** Opening EXTRACTED RECORDS block **

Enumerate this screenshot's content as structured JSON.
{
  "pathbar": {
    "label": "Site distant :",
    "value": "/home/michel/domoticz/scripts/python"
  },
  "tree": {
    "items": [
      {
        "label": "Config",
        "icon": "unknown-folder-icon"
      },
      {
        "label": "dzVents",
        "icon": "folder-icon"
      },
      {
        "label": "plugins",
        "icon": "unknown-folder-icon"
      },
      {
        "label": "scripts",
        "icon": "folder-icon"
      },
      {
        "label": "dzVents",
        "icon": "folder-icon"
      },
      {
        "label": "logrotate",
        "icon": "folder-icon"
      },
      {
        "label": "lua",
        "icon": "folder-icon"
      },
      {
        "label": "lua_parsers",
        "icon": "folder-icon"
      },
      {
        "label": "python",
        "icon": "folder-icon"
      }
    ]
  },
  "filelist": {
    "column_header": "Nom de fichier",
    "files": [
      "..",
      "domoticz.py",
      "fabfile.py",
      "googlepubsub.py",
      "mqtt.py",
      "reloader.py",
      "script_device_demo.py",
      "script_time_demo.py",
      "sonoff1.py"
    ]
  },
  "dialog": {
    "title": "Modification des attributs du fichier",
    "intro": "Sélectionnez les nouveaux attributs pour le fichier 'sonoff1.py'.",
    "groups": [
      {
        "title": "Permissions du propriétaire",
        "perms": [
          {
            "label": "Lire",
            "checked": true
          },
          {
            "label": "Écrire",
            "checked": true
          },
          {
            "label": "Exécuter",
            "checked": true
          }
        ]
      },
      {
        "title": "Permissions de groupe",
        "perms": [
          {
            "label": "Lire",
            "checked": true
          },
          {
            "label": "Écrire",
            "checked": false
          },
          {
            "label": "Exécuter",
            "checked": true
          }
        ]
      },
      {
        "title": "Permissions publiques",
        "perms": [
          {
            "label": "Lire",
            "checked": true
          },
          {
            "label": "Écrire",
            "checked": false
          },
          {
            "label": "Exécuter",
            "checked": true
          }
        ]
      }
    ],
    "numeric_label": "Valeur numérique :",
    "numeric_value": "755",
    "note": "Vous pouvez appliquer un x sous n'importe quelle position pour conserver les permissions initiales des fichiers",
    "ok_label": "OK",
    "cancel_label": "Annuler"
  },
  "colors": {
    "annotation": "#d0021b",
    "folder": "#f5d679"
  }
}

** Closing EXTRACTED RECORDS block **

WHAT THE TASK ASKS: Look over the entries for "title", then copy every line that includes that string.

RESPONSE:
    "title": "Modification des attributs du fichier",
        "title": "Permissions du propriétaire",
        "title": "Permissions de groupe",
        "title": "Permissions publiques",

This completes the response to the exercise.